-------- Records provided --------
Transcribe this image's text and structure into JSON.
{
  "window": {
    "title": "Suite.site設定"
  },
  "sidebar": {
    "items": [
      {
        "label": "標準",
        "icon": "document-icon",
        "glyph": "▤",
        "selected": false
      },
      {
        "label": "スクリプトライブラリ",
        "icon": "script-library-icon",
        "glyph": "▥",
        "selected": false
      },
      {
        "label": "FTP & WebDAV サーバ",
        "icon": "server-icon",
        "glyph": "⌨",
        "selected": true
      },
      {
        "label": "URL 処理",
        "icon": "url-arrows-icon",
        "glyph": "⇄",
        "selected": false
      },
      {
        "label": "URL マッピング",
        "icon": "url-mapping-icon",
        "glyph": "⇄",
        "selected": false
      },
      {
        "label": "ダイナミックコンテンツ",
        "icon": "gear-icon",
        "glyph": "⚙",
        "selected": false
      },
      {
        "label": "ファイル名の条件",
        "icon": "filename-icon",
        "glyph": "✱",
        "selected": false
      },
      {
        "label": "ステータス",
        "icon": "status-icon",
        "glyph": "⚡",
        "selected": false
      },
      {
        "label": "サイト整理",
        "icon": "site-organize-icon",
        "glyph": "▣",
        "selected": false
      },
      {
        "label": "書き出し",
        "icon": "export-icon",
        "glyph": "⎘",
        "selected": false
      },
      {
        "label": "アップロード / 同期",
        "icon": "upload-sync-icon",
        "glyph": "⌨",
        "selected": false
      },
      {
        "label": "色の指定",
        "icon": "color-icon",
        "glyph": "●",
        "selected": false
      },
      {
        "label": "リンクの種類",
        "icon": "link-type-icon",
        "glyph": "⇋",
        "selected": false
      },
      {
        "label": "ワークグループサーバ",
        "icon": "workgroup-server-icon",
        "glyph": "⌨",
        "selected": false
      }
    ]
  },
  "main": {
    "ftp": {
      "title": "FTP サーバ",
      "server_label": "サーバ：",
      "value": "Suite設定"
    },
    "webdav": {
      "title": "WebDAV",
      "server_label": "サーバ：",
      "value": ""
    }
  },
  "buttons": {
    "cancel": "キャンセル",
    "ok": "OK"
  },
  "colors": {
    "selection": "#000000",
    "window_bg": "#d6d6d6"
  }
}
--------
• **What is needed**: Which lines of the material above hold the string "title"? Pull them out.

• **Exercise answer**:
    "title": "Suite.site設定"
      "title": "FTP サーバ",
      "title": "WebDAV",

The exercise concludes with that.